— Albus Dumbledore,
“Harry Potter and the Half-Blood Prince”
“Almost everything that is great has been done by youth.”
— Benjamin Disraeli
I’ve worked in the Delaware County Juvenile Court in one capacity or another for nearly 19 years now. I’m approaching seven years in the role of judge of that court. As a juvenile court judge, I’m frequently asked by people if the job sours me on youth or if I have a generally negative attitude about teenagers because of what I see at work. Nothing could be further from the truth.
I am constantly reminded of the incredible things that our youth accomplish. I see it at work. I see it in my neighborhood. I see it in the newspaper and on television. We are surrounded by it daily. We have five tremendous and highly rated public school systems headquartered in our county (and several others that serve parts of the county, along with several excellent private schools). Our youth excel in music, drama, art, athletics, agriculture and, of course, academics. If you’re paying attention, you cannot help but be impressed, and proud of what Delaware County’s youth achieve.
Every Thanksgiving since 2015, I have been given an incredible reminder of this. That Thanksgiving, the Delaware County Probate/Juvenile Court and the administration, teachers and students of Hayes High School teamed up to organize the first “Fight Against Hunger Games.” The event started when Cecelia Monahan, then an intake officer for the court, proposed that we take a small food drive the court had run for several years and see if Hayes High School was interested in joining with us. Ric Stranges, the principal at Hayes, loved the idea and decided to make the food drive part of the “House”competition at the high school. The students responded in incredible fashion and donated more than 11,000 individual food items.
The following year, the students gathered just under 16,000 individual food items. Students and court staff sorted the food and on the Monday before Thanksgiving, we were able to hand out complete Thanksgiving meals to families in need for nearly two hours during the school day. Thousands of additional boxed and canned food items were transported by the Juvenile Court community service van to a local food bank.
In its third year, the event expanded to include other county government offices, and then in future years to other schools, community agencies, nonprofits, donations from grocery stores, and even large, sturdy bags from IKEA. The Delaware Public Health District now joins the distribution day to check car seats and offer flu shots. And this year, thanks to donations of food and money by hundreds of people and the work of dozens of volunteers who sorted items into meal kits and spent days organizing for distribution, some 450 complete meals will be available.

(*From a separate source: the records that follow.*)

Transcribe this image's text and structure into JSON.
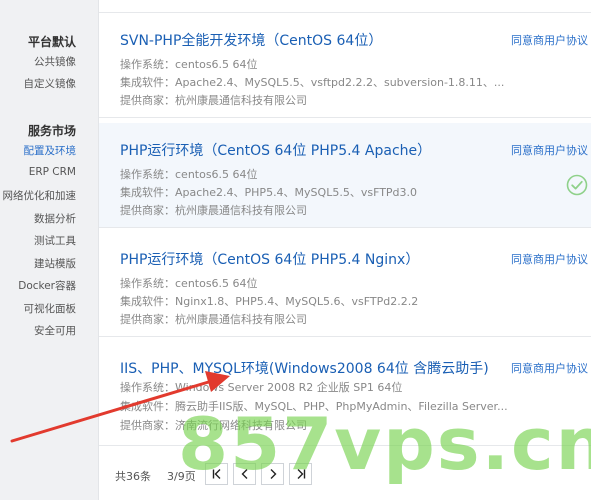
{
  "sidebar": {
    "group1_title": "平台默认",
    "group1_items": [
      "公共镜像",
      "自定义镜像"
    ],
    "group2_title": "服务市场",
    "group2_items": [
      "配置及环境",
      "ERP CRM",
      "网络优化和加速",
      "数据分析",
      "测试工具",
      "建站模版",
      "Docker容器",
      "可视化面板",
      "安全可用"
    ],
    "active_item": "配置及环境"
  },
  "cards": [
    {
      "title": "SVN-PHP全能开发环境（CentOS 64位）",
      "agree": "同意商用户协议",
      "os": "操作系统：centos6.5 64位",
      "software": "集成软件：Apache2.4、MySQL5.5、vsftpd2.2.2、subversion-1.8.11、...",
      "vendor": "提供商家：杭州康晨通信科技有限公司"
    },
    {
      "title": "PHP运行环境（CentOS 64位 PHP5.4 Apache）",
      "agree": "同意商用户协议",
      "os": "操作系统：centos6.5 64位",
      "software": "集成软件：Apache2.4、PHP5.4、MySQL5.5、vsFTPd3.0",
      "vendor": "提供商家：杭州康晨通信科技有限公司",
      "selected": true
    },
    {
      "title": "PHP运行环境（CentOS 64位 PHP5.4 Nginx）",
      "agree": "同意商用户协议",
      "os": "操作系统：centos6.5 64位",
      "software": "集成软件：Nginx1.8、PHP5.4、MySQL5.6、vsFTPd2.2.2",
      "vendor": "提供商家：杭州康晨通信科技有限公司"
    },
    {
      "title": "IIS、PHP、MYSQL环境(Windows2008 64位 含腾云助手)",
      "agree": "同意商用户协议",
      "os": "操作系统：Windows Server 2008 R2 企业版 SP1 64位",
      "software": "集成软件：腾云助手IIS版、MySQL、PHP、PhpMyAdmin、Filezilla Server...",
      "vendor": "提供商家：济南流行网络科技有限公司"
    }
  ],
  "pager": {
    "total": "共36条",
    "page": "3/9页"
  },
  "icons": {
    "first": "first-page-icon",
    "prev": "prev-page-icon",
    "next": "next-page-icon",
    "last": "last-page-icon",
    "check": "check-circle-icon"
  },
  "colors": {
    "link": "#1a5fb4",
    "check": "#8fd18a",
    "arrow": "#e23a2e",
    "watermark": "#78d250"
  },
  "watermark": "857vps.cn"
}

From grade school to high school, our youth achieve things that we often would have thought unthinkable ourselves. It is this recognition — the potential kids hold — that drives what we do at the Juvenile Court. Three quotes are stenciled on the wall of my courtroom. One is from James Madison, the “Father of the Constitution.” One is from Abraham Lincoln, the “Savior of the Nation.” The third is the quote from the Harry Potter series that is at the top of this column. It may appear out of place with a founding father and our greatest president, but its choice was not accidental. I chose it partly because I believed it would resonate more easily with juveniles, but also as a reminder to the many adults in their lives not to underestimate what those youth are capable of.
The cooperation and communication between the court and our school districts is excellent, not because of any law or regulation, but because we all share a desire to see our youth succeed and a recognition of the incredible things they are capable of.

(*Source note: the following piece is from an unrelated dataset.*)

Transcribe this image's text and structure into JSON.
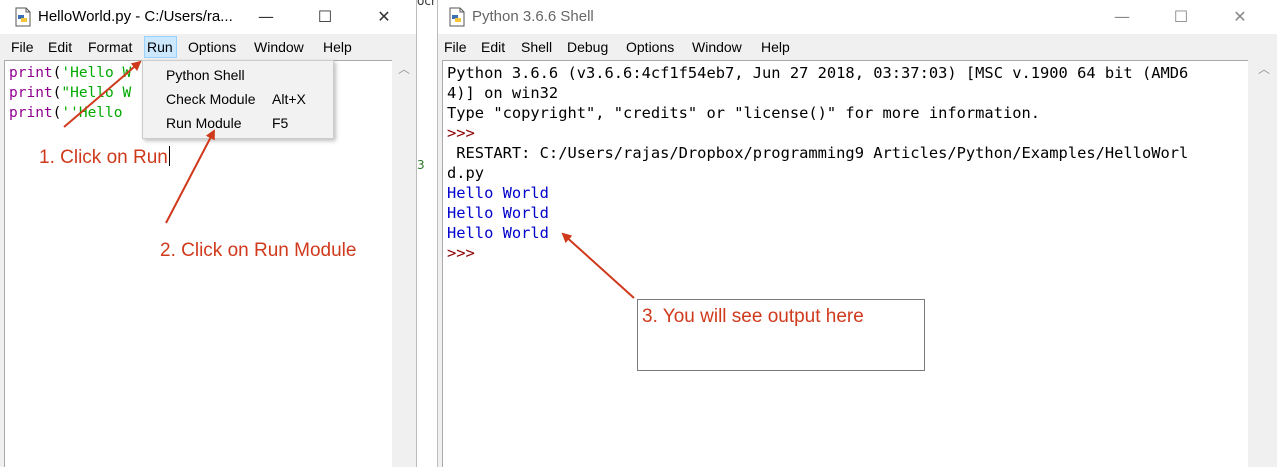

This year’s Fight Against Hunger Games Thanksgiving meal kit giveaway will be on Tuesday, Nov. 21, from 10:45 a.m. to noon at the Delaware County Byxbe campus (formerly the DACC north) on state Route 521. Pickup starts at 10:45 a.m. and will run until supplies are exhausted.
David Hejmanowski is judge of the Probate/Juvenile Division of the Delaware County Court of Common Pleas, where he has served as magistrate, court administrator, and now judge, since 2003. He has written a weekly column on law and history for The Gazette since 2005.